Marching Through Loudoun: June 24, 1863

Today (June 24) in 1863, from his headquarters at Fairfax Courthouse, Major-General Joseph Hooker forwarded an assessment of the situation to Major-General Henry Halleck in Washington. He dismissed any Confederate advances into Pennsylvania as only for “plunder,” and something best confronted by the militia.  In Hooker’s estimate, no other troops, save those of Lieutenant-General RichardContinue reading “Marching Through Loudoun: June 24, 1863”

Marching Through Loudoun: June 23, 1863

June 23, 1863 was another day with no major troop movements in Loudoun County.  At this time five infantry corps and the cavalry corps camped across Loudoun.

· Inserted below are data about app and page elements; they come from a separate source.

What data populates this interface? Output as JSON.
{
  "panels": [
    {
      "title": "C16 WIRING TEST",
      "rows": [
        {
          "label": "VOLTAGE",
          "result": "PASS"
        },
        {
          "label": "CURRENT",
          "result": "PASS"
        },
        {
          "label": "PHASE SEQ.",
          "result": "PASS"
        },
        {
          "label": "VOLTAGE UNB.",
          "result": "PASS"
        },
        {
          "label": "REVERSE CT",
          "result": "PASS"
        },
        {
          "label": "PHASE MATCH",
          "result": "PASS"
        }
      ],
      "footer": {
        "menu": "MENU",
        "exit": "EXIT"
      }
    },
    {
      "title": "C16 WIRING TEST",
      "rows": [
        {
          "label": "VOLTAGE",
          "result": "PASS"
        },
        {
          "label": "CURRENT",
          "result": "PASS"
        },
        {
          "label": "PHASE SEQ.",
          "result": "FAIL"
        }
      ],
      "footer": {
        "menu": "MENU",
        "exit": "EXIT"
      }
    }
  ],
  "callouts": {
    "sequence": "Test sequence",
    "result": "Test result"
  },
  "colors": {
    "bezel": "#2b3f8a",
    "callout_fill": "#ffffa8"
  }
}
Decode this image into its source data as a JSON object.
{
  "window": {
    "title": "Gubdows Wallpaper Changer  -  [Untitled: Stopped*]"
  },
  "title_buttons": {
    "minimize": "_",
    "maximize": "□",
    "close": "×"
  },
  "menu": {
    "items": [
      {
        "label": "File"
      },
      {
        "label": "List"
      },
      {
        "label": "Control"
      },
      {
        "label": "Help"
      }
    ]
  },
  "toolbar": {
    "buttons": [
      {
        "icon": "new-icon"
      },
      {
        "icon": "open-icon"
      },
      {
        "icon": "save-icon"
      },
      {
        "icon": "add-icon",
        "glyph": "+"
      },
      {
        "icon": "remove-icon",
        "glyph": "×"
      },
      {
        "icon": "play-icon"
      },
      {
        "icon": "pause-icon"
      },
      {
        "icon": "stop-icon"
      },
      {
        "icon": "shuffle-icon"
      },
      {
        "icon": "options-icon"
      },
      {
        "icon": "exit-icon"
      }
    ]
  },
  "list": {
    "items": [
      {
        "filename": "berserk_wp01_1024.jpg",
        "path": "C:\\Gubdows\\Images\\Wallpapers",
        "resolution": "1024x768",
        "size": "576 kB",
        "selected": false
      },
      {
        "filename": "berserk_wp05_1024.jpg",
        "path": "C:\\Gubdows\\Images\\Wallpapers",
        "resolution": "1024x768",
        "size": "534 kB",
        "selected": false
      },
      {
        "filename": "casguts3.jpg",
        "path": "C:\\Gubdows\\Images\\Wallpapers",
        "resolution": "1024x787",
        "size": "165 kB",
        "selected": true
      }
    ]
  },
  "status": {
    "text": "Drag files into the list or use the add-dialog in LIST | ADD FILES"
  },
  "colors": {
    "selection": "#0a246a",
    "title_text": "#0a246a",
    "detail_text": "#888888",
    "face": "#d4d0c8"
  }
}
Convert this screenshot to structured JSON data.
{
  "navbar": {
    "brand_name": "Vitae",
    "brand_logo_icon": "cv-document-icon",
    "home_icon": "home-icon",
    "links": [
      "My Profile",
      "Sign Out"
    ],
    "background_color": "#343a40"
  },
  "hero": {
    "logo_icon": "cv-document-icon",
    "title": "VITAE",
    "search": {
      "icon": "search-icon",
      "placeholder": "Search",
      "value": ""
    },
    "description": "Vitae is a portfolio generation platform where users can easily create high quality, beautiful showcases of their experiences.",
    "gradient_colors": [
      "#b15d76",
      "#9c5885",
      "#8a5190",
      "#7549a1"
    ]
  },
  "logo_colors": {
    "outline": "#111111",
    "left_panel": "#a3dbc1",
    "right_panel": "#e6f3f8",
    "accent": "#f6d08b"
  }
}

The remainder of the Army of the Potomac sat just across the county line in Fairfax and Prince William Counties.  For all the potential energy, the army lackedContinue reading “Marching Through Loudoun: June 23, 1863”

Marching Through Loudoun: June 18, 1863

Through the month of June 1863, the Army of the Potomac made two large operational pivots. The first pivot took place after the Battle of Brandy Station with the army moving off the Rappahannock River, where it faced generally south, into a position facing west. As my friend Clark Hall mentioned in the comments yesterday,Continue reading “Marching Through Loudoun: June 18, 1863”